Your goal: Gather all lines in the data that hold the string "icon".

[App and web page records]
━━━━━━━━━━━━━━━━

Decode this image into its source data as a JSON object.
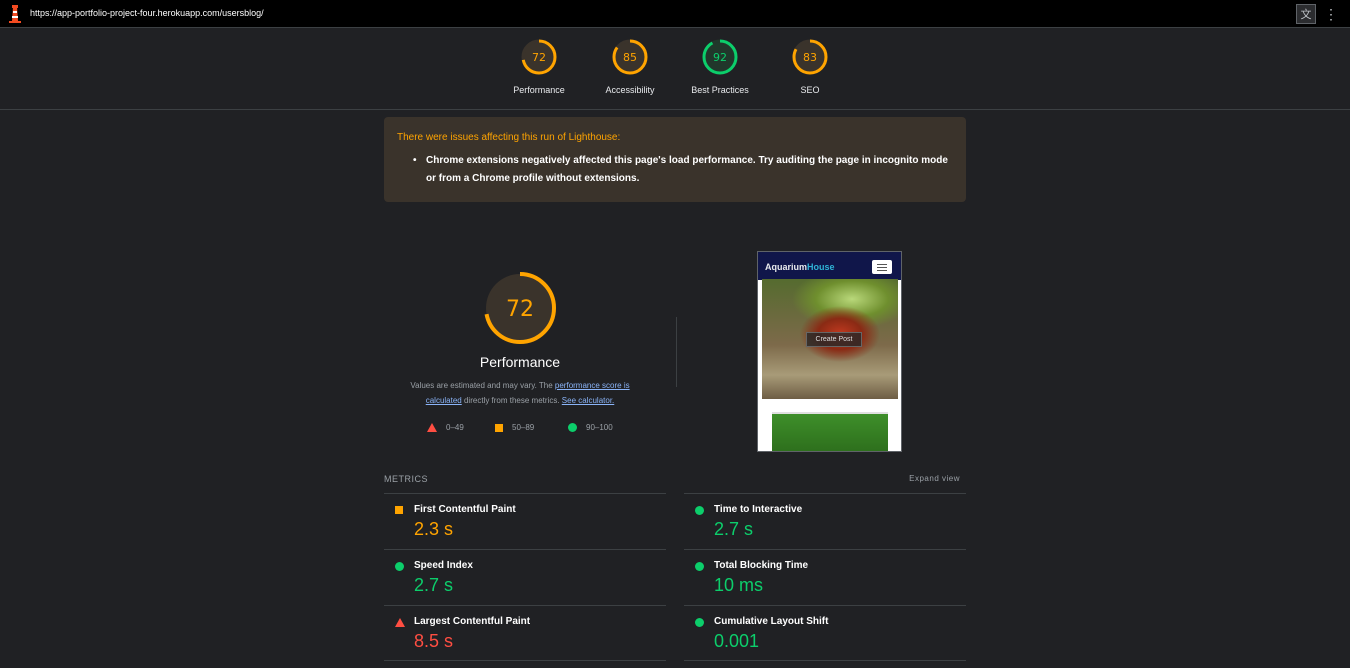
{
  "url_bar": {
    "url": "https://app-portfolio-project-four.herokuapp.com/usersblog/"
  },
  "colors": {
    "pass": "#0cce6b",
    "average": "#ffa400",
    "fail": "#ff4e42"
  },
  "gauges": [
    {
      "label": "Performance",
      "score": 72,
      "status": "average"
    },
    {
      "label": "Accessibility",
      "score": 85,
      "status": "average"
    },
    {
      "label": "Best Practices",
      "score": 92,
      "status": "pass"
    },
    {
      "label": "SEO",
      "score": 83,
      "status": "average"
    }
  ],
  "warning": {
    "title": "There were issues affecting this run of Lighthouse:",
    "items": [
      "Chrome extensions negatively affected this page's load performance. Try auditing the page in incognito mode or from a Chrome profile without extensions."
    ]
  },
  "performance": {
    "score": 72,
    "title": "Performance",
    "desc_prefix": "Values are estimated and may vary. The ",
    "link1": "performance score is calculated",
    "desc_mid": " directly from these metrics. ",
    "link2": "See calculator."
  },
  "legend": [
    {
      "range": "0–49",
      "icon": "triangle"
    },
    {
      "range": "50–89",
      "icon": "square"
    },
    {
      "range": "90–100",
      "icon": "circle"
    }
  ],
  "screenshot": {
    "brand": "Aquarium",
    "brand2": "House",
    "cta": "Create Post"
  },
  "metrics": {
    "title": "METRICS",
    "expand": "Expand view",
    "items": [
      {
        "title": "First Contentful Paint",
        "value": "2.3 s",
        "status": "average"
      },
      {
        "title": "Time to Interactive",
        "value": "2.7 s",
        "status": "pass"
      },
      {
        "title": "Speed Index",
        "value": "2.7 s",
        "status": "pass"
      },
      {
        "title": "Total Blocking Time",
        "value": "10 ms",
        "status": "pass"
      },
      {
        "title": "Largest Contentful Paint",
        "value": "8.5 s",
        "status": "fail"
      },
      {
        "title": "Cumulative Layout Shift",
        "value": "0.001",
        "status": "pass"
      }
    ]
  }
}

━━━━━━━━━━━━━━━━

Solution:
      "icon": "triangle"
      "icon": "square"
      "icon": "circle"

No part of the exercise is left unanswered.